[Start of Attachment]

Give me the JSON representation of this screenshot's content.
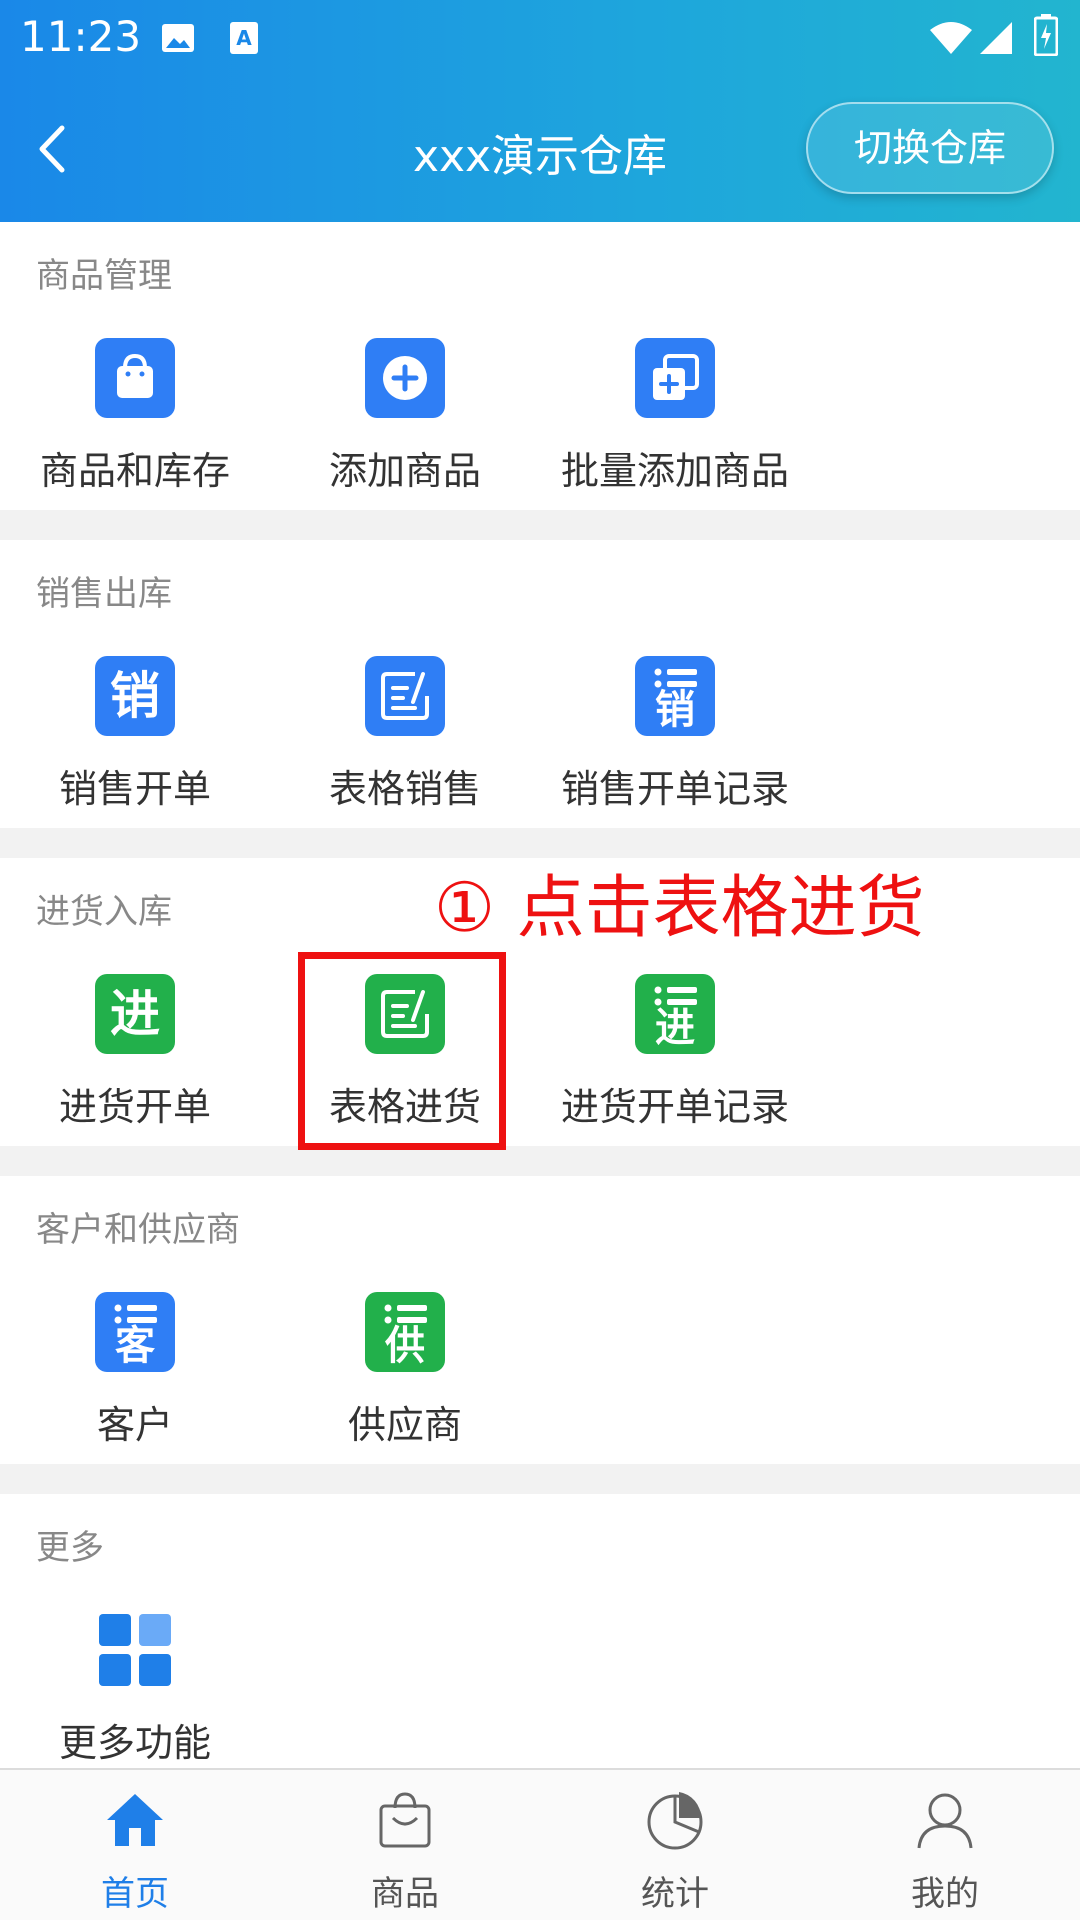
{
  "status_bar": {
    "time": "11:23"
  },
  "header": {
    "title": "xxx演示仓库",
    "switch_label": "切换仓库"
  },
  "sections": [
    {
      "title": "商品管理",
      "items": [
        {
          "label": "商品和库存",
          "icon": "shopping-bag-icon"
        },
        {
          "label": "添加商品",
          "icon": "add-circle-icon"
        },
        {
          "label": "批量添加商品",
          "icon": "batch-add-icon"
        }
      ]
    },
    {
      "title": "销售出库",
      "items": [
        {
          "label": "销售开单",
          "icon": "sales-order-icon",
          "glyph": "销"
        },
        {
          "label": "表格销售",
          "icon": "table-edit-icon"
        },
        {
          "label": "销售开单记录",
          "icon": "sales-record-icon",
          "glyph": "销"
        }
      ]
    },
    {
      "title": "进货入库",
      "items": [
        {
          "label": "进货开单",
          "icon": "purchase-order-icon",
          "glyph": "进"
        },
        {
          "label": "表格进货",
          "icon": "table-edit-icon"
        },
        {
          "label": "进货开单记录",
          "icon": "purchase-record-icon",
          "glyph": "进"
        }
      ]
    },
    {
      "title": "客户和供应商",
      "items": [
        {
          "label": "客户",
          "icon": "customer-icon",
          "glyph": "客"
        },
        {
          "label": "供应商",
          "icon": "supplier-icon",
          "glyph": "供"
        }
      ]
    },
    {
      "title": "更多",
      "items": [
        {
          "label": "更多功能",
          "icon": "grid-icon"
        }
      ]
    }
  ],
  "annotation": {
    "text": "① 点击表格进货"
  },
  "bottom_nav": [
    {
      "label": "首页",
      "icon": "home-icon",
      "active": true
    },
    {
      "label": "商品",
      "icon": "bag-icon"
    },
    {
      "label": "统计",
      "icon": "pie-chart-icon"
    },
    {
      "label": "我的",
      "icon": "user-icon"
    }
  ],
  "colors": {
    "accent": "#1f7fe8",
    "blue_icon": "#2f7ef5",
    "green_icon": "#22b04b",
    "annotation": "#ee1111"
  }
}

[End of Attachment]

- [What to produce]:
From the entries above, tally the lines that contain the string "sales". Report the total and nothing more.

- [Answer space]:
2